So this first issue seems promising to give us another five issue story about Carnage trying to be incorporated into a supervillain team instead of being the solitary killer he has been in the past. So we get a change up that could be an interesting read. It seems like this could be a story about how other villains deal with his insanity as opposed to another story about what kind of crazy thing Carnage will do next. So I hope this proves to be an interesting new take on the character, so we'll just have to wait and see.
I haven't read much else of note this week, but here are some blurbs:
- The second part of DC's "Trinity War" arc was released in Justice League of America #6. The throw down between the JLA and the original Justice League that started in Part 1 was quickly ended.

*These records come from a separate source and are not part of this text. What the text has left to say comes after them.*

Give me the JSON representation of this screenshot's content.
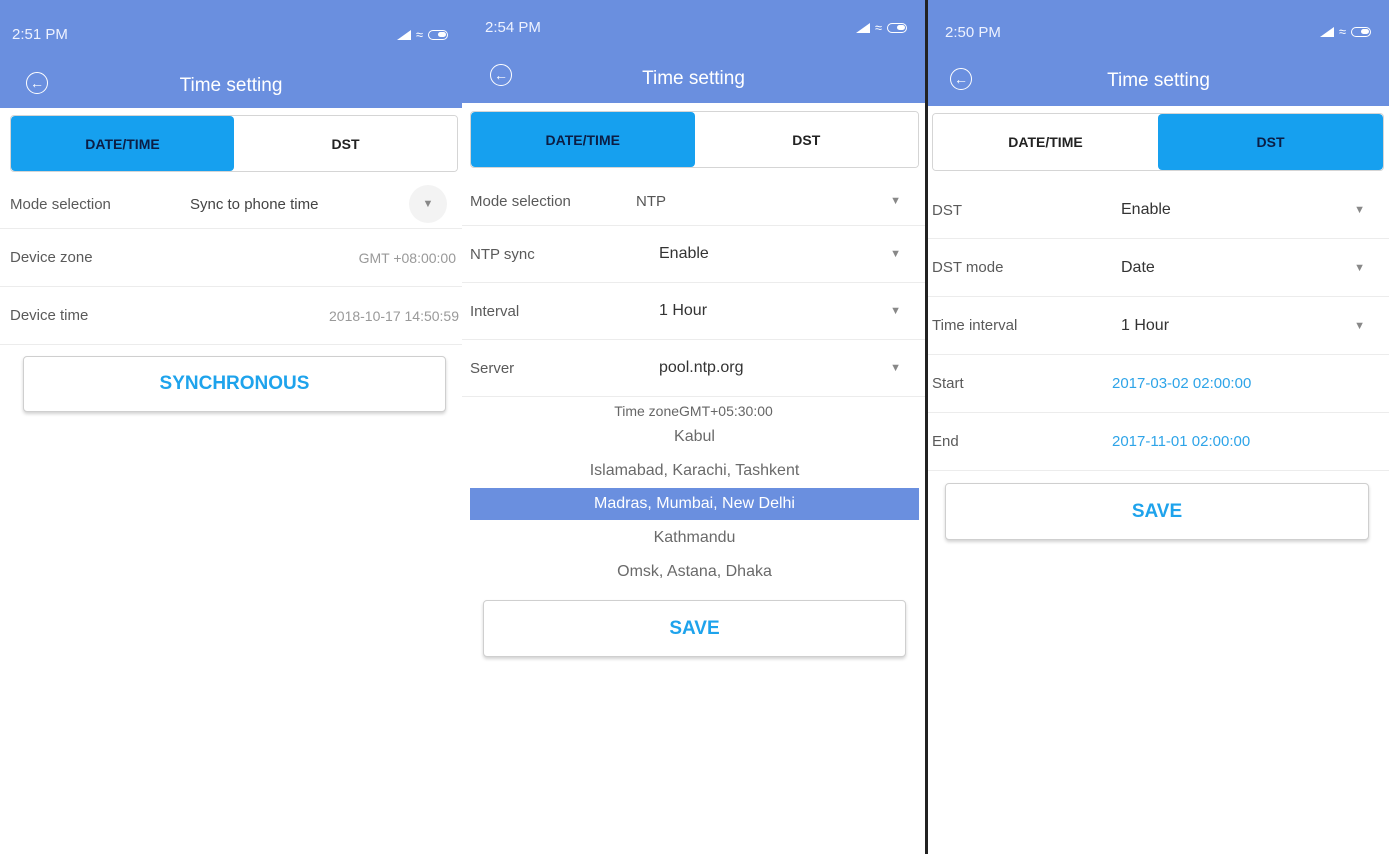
{
  "panel1": {
    "status_time": "2:51 PM",
    "title": "Time setting",
    "tabs": [
      "DATE/TIME",
      "DST"
    ],
    "rows": [
      {
        "label": "Mode selection",
        "value": "Sync to phone time"
      },
      {
        "label": "Device zone",
        "value": "GMT +08:00:00"
      },
      {
        "label": "Device time",
        "value": "2018-10-17 14:50:59"
      }
    ],
    "button": "SYNCHRONOUS"
  },
  "panel2": {
    "status_time": "2:54 PM",
    "title": "Time setting",
    "tabs": [
      "DATE/TIME",
      "DST"
    ],
    "rows": [
      {
        "label": "Mode selection",
        "value": "NTP"
      },
      {
        "label": "NTP sync",
        "value": "Enable"
      },
      {
        "label": "Interval",
        "value": "1 Hour"
      },
      {
        "label": "Server",
        "value": "pool.ntp.org"
      }
    ],
    "picker_header": "Time zoneGMT+05:30:00",
    "picker_items": [
      "Kabul",
      "Islamabad, Karachi, Tashkent",
      "Madras, Mumbai, New Delhi",
      "Kathmandu",
      "Omsk, Astana, Dhaka"
    ],
    "button": "SAVE"
  },
  "panel3": {
    "status_time": "2:50 PM",
    "title": "Time setting",
    "tabs": [
      "DATE/TIME",
      "DST"
    ],
    "rows": [
      {
        "label": "DST",
        "value": "Enable"
      },
      {
        "label": "DST mode",
        "value": "Date"
      },
      {
        "label": "Time interval",
        "value": "1 Hour"
      },
      {
        "label": "Start",
        "value": "2017-03-02 02:00:00"
      },
      {
        "label": "End",
        "value": "2017-11-01 02:00:00"
      }
    ],
    "button": "SAVE"
  },
  "colors": {
    "appbar": "#6a8fdf",
    "active_tab": "#16a0ef",
    "accent_text": "#1ea3ec"
  },
  "icons": [
    "back-arrow-icon",
    "signal-icon",
    "wifi-icon",
    "battery-icon",
    "dropdown-caret-icon"
  ]
}
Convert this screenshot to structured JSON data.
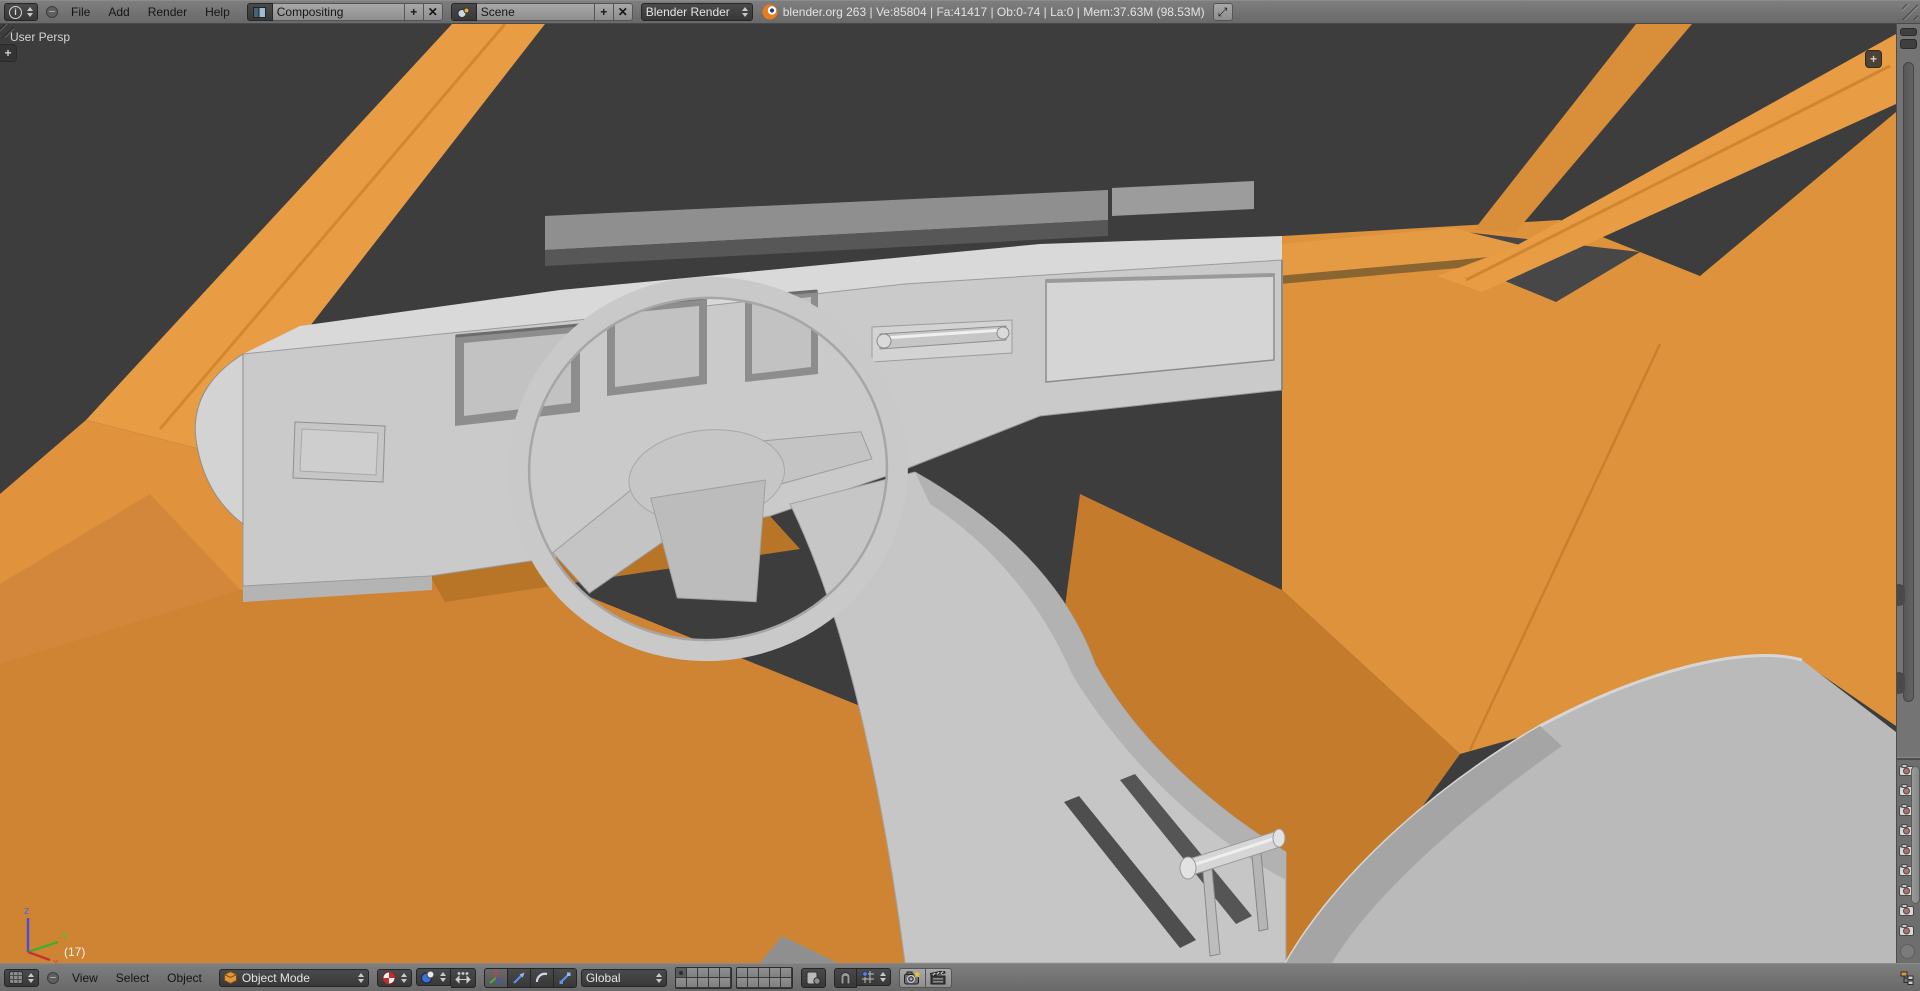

Many heroes on both sides start questioning things, with a focus on Superman and his confusion at having committed the act from Part 1 that I won't spoil yet, as well as Wonder Woman digging around to find out Pandora's secrets. We are given a bigger glimpse into The Question and his stake in all of this, but Geoff Johns doesn't seem to be writing him as anything more than a paint-by-numbers conspiracy theorist, albeit a mysterious possibly-immortal one. I hope this crossover does big things, but so far I haven't been impressed. But I trust Geoff Johns to make it good, at least.
- Batman and Robin #22 by Peter Tomasi and Pat Gleason continues the 5 Stages of Grief metaphor that Batman is going through after the death of his son Damian. He teams up with Catwoman in this issue to help her rescue a hostage from the Chinese Embassy. It doesn't quite communicate the "Despair" stage of grief it is titled after, but serves more to establish the New52 version of Carrie Kelly, the Robin from Frank Miller's The Dark Knight Returns. It just confuses me a little since in the other Batman books they have been toying with a brand new character to take over the Robin mantle named Harper Row. So who knows if they'll even use either character.
That's all I've got this week. But I'll be back next week with something, so watch for that.
Good night, all.